     So, I still have several ideas on education that I will share with you all now. Here goes, from the heart of a former teacher:

1.  Not all kids should go to college and get advance degrees. Schools should stop pushing college-immediately-after-high-school on the students.

2.  Trade schools are the best, because then, you can get a job in your field. Way too many women’s studies majors are working at McDonalds (and that‘s the guys who majored in women‘s studies for all the wrong reasons, too).

3.  If you do go to college, get a degree in something that will land you a job in that field. Going to college to find yourself just means you (or your folks) have more money than common sense.

4.  If you have a degree of any level, it doesn’t make you better or smarter than anyone else. You can be book-smart and life-stupid. Lose the academic snobbery. You are not too good to clean up after yourself. And your plumber or auto mechanic will make you look foolish, because they are just as smart as you in their own way, if not smarter.

5.  Parents, let your kids fail. If they aren’t doing the work, let them reap the “rewards“, even if it means repeating a grade.

6.  Also, parents, remember that you have already been to and completed your basic schooling. You do not need to keep running interference for your child with his/her teachers. Your child will learn to advocate for themselves. It’s their turn to be in school.

7.  Kids, when you decide on what you want to be when you grow up, look also at all the other things you can do with your life, with your passions, and with your talents. Somewhere there is a career blend that will use all your skills. Go for it and target your education strategy to your career goal, even if it drives your guidance counselor nuts. There is no reason why you can’t graduate high school with enough college prep credits to get into college AND some marketable business job skills. It’s almost required now, in the business world.

8.  Always have a viable alternate plan B (or C or D…).

9. Decide to be happy, whatever happens.

10. Appreciate the fact that you - regardless of race, creed, gender, or legal citizenship - ALREADY have access to all the opportunities to become as educated as you want to be. You do not need to be “given” an education. You have the ability to go out and get it. So get off your butts and get more knowledge. Appreciate the fact you HAVE great teachers and learn from them.

     I didn’t mean for this to become an editorial, but there were some things I really needed to vent. You may or may not agree with any or all of this. That’s fine by me. Let me know what you think and it will make for a lively discussion. We can all be “right” on this subject.

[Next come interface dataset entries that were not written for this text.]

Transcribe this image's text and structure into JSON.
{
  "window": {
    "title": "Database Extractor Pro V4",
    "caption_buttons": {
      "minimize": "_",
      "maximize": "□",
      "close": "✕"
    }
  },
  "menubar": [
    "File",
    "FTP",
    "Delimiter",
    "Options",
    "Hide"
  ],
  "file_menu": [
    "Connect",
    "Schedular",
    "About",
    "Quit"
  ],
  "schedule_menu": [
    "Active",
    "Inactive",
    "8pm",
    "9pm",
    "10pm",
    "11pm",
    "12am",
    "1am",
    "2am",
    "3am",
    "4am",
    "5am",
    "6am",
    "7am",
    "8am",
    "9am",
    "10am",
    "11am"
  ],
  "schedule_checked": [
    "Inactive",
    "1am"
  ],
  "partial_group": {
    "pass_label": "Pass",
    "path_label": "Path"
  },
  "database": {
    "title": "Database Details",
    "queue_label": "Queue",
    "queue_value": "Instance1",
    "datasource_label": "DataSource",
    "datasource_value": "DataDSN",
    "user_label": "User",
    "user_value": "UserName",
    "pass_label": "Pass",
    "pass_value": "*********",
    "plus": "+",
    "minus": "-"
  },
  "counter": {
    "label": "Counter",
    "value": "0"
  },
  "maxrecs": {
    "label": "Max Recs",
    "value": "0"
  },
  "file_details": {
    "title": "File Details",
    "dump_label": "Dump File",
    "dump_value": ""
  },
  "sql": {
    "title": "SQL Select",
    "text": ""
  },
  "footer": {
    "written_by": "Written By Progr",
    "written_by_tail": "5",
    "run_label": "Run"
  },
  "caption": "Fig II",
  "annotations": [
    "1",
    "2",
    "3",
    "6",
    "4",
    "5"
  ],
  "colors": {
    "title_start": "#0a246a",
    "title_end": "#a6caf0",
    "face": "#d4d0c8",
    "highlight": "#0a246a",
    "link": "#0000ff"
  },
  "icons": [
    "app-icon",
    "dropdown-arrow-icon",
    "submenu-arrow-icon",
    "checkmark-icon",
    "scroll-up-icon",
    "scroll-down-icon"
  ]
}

     Remember, though, that teachers are the infantry on the front lines on the war on ignorance. Don’t forget to thank your teachers. And if you are a praying person, pray for them, too. It’s not an easy job and it’s not getting any easier. Respect the fact that they are doing the best they can and they really do have the kid‘s best interests in mind.

     Believe me, I know….